George Karl, as a former North Carolina Tar Heel, should've known better than to anger Michael Jordan. Yet during the 1996 NBA Finals, that's exactly what he did. When the two happened to find themselves at the same restaurant in Seattle, Karl Bulls went on to defeat the Sonics in six games, with Jordan citing Karl's slight as an extra bit of motivation in "The Last Dance."Jordan's presence. The
But Karl stands by the decision. On an appearance on SiriusXM NBA Radio, Karl claimed that he told his entire team not to socialize with Jordan, and was only living up to his own word.
"I didn't know it would be that much of a big deal."— SiriusXM NBA Radio (@SiriusXMNBA) May 11, 2020
Former Sonics Head Coach George Karl tells @TheFrankIsola why he didn't acknowledge Michael Jordan at a restaurant during the 96 Finals.
🔊Hear the full interview tomorrow morning on The Starting Lineup! pic.twitter.com/zpeaxMkZYV
"We take it to the team that we don't want any socializing with Michael Jordan," Karl said. "I have Sam Perkins on my team that played with Michael.

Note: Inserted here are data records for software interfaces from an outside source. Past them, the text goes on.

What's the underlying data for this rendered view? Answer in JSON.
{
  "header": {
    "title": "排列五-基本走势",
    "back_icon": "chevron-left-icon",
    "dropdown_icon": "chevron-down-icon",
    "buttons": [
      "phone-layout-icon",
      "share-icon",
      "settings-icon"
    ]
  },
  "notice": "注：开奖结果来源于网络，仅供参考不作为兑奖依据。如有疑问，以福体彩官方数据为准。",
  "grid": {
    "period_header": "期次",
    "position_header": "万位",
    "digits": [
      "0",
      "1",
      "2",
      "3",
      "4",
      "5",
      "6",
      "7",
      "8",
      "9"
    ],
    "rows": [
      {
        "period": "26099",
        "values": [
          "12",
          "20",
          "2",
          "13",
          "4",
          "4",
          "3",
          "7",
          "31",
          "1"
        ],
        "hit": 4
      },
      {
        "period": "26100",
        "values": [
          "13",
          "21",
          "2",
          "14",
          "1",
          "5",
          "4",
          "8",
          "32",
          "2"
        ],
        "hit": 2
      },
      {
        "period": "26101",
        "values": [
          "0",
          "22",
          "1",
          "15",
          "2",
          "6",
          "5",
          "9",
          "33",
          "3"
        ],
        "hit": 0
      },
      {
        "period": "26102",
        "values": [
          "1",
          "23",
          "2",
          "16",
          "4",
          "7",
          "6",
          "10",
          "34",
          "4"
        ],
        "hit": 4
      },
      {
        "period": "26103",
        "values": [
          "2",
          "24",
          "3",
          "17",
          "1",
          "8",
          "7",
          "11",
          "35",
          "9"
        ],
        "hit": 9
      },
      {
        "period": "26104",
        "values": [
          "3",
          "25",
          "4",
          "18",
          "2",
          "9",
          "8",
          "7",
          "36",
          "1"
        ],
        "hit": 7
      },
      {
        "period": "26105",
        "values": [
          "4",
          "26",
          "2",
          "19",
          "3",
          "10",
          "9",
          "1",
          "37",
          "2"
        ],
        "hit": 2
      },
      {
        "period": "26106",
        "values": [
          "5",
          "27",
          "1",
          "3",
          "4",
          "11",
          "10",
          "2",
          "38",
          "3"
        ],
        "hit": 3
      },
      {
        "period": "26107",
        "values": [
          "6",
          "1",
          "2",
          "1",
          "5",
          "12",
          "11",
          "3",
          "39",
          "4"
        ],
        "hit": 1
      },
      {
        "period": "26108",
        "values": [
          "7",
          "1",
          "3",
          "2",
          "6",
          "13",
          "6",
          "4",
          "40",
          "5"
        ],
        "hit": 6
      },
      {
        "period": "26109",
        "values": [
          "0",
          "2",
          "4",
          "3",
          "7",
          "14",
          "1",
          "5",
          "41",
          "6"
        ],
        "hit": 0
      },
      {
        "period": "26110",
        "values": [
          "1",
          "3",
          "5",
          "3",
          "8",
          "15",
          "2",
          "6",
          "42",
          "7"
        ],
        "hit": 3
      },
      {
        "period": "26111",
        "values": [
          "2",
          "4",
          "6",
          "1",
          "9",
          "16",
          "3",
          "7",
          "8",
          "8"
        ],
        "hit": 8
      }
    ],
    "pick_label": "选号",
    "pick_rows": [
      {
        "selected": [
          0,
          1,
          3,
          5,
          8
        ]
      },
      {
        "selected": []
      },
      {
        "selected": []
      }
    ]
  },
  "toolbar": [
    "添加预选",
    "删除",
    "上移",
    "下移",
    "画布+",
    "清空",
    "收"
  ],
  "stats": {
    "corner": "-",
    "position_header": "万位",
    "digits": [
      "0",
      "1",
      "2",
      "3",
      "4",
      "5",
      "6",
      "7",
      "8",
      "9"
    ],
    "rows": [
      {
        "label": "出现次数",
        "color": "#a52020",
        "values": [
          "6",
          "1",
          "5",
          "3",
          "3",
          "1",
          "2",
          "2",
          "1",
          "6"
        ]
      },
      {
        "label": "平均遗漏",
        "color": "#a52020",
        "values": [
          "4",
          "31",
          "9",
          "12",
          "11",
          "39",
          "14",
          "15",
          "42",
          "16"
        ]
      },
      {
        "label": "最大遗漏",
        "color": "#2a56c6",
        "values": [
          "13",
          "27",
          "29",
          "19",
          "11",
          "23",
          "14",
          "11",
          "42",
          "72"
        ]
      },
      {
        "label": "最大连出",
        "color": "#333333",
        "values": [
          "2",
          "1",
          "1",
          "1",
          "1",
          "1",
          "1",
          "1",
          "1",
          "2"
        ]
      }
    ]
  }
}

I told Sam, I said 'Sam, if you want to socialize with him, do it before the series starts and get it over with, and then from the first game through whenever it ends, we are S.O.B competitors just like he is.' So I advised not only Sam, I advised my whole team, we've gotta compete with Michael's intensity and Rodman's craziness and the physicality of the game, and we've gotta be the aggressive team as much as possible.
So after that speech, I run into Michael, and I'm sitting here going, 'if I go see Michael, I'm breaking the code with my team. If I don't go see Michael, he's probably gonna use it, that I stiffed him.' I didn't know that it would be that much of a big deal, but I think I made the right call. I had to stay by the code that I gave my team."
In truth, there probably wasn't anything Karl could've done off of the floor that would've swung the outcome of this series. Had he socialized with Jordan, it not only would have betrayed his team, but it could have softened him. During the 1993 NBA Finals, Jordan bought Charles Barkley a $20,000 diamond earring for that exact purpose.
The real adjustment should have come on the court. Karl didn't allow Defensive Player of the Year Gary Payton to defend Jordan until Game 4, when the Sonics were already trailing 3-0., and had he made the switch earlier, Seattle might have been able to pull off the upset. As he didn't, moments like these get etched into history as yet another instance of an opponent motivating Jordan.